Is your organic food really “organic?” Joining us by phone to talk about his ongoing investigations of organic agriculture is Washington Post reporter Peter Whoriskey. He works on projects in business, healthcare, and health.
Farmers hoping to benefit from the advantages of being USDA-organic certified go through a long, costly process to become a certified organic operation. Just a few years ago, it looked like making the switch from conventional dairy farming to producing milk for the organic market could be one way for smaller dairy farms to hang on, maybe even reach long-term viability.
Because the organic sector, once considered a niche, fringe market, has been discovered by a lot of companies looking for consumer and government dollars. Many people are willing to pay higher prices for organic foods for a range of reasons, but especially because organic foods carry an implicit promise. The implicit promise is that organic food meets USDA organic standards.

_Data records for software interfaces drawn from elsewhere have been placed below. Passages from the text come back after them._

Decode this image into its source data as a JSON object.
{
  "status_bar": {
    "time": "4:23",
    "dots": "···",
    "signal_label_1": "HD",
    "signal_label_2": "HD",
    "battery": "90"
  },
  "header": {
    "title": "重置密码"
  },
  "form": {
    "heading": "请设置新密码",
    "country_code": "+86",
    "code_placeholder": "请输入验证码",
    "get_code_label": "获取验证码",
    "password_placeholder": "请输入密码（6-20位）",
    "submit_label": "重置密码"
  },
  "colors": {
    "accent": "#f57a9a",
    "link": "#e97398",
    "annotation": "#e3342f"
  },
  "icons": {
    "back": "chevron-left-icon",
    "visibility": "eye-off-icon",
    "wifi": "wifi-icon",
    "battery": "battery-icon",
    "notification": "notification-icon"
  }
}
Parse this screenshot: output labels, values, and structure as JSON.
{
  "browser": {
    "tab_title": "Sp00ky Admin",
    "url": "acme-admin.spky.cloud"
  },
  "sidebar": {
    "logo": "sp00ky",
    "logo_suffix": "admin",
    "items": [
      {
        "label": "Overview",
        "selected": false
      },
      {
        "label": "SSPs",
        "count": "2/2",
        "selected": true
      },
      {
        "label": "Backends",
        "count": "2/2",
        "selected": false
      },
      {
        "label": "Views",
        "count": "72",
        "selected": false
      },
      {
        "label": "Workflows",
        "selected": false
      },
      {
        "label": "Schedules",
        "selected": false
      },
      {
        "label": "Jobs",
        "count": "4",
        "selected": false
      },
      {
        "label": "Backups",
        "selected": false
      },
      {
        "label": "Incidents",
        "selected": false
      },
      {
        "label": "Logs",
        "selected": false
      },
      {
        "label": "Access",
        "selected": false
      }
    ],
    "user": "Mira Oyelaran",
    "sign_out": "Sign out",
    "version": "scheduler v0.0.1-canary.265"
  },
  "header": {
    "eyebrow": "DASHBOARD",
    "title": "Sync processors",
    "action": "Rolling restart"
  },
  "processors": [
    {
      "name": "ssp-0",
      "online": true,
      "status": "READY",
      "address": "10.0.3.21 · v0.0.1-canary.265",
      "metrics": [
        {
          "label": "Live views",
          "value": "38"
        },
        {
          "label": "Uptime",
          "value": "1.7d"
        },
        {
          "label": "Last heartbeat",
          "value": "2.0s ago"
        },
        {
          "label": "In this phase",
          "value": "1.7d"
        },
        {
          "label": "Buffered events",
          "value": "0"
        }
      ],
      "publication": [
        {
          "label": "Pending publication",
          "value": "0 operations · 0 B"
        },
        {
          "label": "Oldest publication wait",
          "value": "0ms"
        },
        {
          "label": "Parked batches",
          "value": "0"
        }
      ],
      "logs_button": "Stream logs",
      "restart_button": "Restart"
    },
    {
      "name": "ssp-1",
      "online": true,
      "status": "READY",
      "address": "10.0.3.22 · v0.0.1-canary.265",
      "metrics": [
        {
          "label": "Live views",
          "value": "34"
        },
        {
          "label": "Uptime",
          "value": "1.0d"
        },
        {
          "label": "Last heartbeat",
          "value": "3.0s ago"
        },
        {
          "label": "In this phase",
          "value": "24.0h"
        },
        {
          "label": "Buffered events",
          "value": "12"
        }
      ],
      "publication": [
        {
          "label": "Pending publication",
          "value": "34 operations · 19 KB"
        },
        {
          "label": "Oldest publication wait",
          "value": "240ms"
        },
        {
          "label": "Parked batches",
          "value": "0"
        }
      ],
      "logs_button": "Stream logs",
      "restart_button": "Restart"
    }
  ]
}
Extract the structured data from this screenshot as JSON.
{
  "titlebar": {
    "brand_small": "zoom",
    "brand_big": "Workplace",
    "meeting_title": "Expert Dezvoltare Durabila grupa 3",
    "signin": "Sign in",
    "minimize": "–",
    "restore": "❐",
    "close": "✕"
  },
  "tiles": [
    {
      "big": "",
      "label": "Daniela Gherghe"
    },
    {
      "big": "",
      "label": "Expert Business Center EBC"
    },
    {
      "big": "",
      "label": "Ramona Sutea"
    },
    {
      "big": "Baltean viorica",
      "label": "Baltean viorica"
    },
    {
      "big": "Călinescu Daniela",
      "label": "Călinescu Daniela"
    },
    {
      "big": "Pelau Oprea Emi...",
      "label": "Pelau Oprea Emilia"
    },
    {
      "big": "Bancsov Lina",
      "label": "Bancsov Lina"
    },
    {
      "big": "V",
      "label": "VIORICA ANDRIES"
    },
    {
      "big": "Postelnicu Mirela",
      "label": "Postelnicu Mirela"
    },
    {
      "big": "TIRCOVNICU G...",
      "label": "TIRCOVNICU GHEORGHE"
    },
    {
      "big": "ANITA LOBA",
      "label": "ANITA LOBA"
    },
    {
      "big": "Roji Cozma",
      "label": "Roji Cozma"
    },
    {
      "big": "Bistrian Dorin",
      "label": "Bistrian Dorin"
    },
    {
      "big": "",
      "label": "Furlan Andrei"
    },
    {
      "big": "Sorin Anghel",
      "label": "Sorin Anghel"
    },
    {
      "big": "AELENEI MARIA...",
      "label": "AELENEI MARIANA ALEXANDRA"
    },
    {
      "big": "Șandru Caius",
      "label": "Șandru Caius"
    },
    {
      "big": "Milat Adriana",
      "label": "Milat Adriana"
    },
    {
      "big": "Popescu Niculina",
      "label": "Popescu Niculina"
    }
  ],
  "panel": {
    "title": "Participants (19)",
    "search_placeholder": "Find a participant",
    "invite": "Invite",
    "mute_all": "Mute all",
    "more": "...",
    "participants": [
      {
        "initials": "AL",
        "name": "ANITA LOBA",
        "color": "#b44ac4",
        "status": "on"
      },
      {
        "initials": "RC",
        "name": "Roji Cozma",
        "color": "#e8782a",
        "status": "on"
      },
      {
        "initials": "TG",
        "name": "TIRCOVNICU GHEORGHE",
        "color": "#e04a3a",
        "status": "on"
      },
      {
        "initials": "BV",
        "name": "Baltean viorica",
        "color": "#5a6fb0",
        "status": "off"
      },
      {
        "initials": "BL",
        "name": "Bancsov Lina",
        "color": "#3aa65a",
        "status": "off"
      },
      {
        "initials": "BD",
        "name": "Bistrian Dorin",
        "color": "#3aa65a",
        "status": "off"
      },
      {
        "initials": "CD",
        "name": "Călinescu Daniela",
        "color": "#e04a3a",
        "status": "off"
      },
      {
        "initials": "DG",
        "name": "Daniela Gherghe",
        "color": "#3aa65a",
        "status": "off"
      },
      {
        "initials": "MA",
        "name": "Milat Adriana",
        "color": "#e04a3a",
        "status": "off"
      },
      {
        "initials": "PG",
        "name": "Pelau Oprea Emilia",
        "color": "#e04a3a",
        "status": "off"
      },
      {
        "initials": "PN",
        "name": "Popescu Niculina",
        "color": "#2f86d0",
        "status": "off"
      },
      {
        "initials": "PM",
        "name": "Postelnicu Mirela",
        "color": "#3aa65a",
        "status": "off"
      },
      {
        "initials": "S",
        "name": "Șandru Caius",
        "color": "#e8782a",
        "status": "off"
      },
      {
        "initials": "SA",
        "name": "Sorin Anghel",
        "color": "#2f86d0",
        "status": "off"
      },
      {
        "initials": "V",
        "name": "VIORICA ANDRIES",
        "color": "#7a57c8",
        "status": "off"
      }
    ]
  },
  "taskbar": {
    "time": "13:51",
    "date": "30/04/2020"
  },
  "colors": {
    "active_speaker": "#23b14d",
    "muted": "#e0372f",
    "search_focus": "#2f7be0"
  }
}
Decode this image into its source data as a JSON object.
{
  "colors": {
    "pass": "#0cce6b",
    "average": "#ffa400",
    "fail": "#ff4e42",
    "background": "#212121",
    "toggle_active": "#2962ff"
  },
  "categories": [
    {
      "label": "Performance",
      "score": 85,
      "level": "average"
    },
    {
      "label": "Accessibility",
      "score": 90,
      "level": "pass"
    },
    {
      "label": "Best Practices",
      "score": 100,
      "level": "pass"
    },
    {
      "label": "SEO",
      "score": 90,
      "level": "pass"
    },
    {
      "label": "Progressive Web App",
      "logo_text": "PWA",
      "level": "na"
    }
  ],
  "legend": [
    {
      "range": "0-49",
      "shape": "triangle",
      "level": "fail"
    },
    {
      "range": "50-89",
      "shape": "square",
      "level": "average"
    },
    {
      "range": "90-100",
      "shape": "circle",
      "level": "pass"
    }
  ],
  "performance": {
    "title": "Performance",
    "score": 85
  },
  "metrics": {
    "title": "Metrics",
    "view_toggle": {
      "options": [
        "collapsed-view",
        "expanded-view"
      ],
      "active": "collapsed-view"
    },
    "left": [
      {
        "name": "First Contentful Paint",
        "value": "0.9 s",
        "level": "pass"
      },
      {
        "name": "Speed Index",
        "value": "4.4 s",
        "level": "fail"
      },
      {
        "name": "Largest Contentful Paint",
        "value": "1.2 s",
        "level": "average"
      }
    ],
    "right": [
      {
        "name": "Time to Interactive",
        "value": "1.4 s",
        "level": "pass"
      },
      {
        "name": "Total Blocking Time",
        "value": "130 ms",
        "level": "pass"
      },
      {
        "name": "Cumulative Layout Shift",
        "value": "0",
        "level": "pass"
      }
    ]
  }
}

The implicit promise is organic foods are healthier, more nutritious, and safer to eat than products that are not raised according to organic or sustainable principles. Today, Patty and Peter discuss what happens when that promise is compromised.